§ PROBLEM TO WORK ON:
Identify the lines in the data below that contain "Author" and give only how many there are.

[Web page and app entries]
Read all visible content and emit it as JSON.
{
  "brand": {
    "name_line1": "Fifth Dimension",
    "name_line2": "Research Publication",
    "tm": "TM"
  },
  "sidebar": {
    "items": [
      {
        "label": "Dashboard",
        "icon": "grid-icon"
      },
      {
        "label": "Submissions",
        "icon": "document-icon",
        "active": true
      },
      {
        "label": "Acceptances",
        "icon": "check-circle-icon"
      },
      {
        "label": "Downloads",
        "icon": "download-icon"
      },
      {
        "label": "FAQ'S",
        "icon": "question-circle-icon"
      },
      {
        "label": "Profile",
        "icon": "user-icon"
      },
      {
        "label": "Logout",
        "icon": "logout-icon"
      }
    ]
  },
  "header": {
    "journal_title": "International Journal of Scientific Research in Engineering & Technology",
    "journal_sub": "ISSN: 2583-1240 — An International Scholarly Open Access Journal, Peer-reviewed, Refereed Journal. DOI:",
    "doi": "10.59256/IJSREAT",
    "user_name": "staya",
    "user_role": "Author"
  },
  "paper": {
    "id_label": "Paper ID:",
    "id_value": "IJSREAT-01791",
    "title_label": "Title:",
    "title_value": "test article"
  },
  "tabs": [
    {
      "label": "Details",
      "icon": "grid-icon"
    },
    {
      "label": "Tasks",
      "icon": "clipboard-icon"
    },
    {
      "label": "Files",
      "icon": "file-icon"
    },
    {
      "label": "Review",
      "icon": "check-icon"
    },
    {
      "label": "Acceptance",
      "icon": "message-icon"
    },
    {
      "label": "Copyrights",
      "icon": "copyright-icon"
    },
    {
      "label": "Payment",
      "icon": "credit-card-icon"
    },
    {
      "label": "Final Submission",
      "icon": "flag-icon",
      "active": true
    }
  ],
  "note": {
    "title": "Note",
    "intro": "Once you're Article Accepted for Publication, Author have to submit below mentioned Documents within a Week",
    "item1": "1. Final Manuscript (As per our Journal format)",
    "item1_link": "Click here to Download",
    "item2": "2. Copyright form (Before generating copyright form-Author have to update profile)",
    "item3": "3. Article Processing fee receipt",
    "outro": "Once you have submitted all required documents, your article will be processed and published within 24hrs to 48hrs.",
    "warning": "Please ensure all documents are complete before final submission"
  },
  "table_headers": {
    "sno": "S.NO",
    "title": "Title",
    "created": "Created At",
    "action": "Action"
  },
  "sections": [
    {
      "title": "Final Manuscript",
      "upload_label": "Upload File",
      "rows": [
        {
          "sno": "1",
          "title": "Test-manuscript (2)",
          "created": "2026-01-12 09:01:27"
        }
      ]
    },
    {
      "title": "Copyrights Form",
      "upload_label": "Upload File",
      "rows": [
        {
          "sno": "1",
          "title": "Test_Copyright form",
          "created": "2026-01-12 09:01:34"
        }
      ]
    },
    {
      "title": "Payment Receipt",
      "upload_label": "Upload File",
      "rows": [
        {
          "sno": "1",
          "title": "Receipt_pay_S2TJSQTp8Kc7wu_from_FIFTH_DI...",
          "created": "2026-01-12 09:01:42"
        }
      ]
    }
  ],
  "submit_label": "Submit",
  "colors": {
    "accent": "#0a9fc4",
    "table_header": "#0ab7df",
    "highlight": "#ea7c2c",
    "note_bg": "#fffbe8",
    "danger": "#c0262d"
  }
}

§ YOUR SOLUTION:
3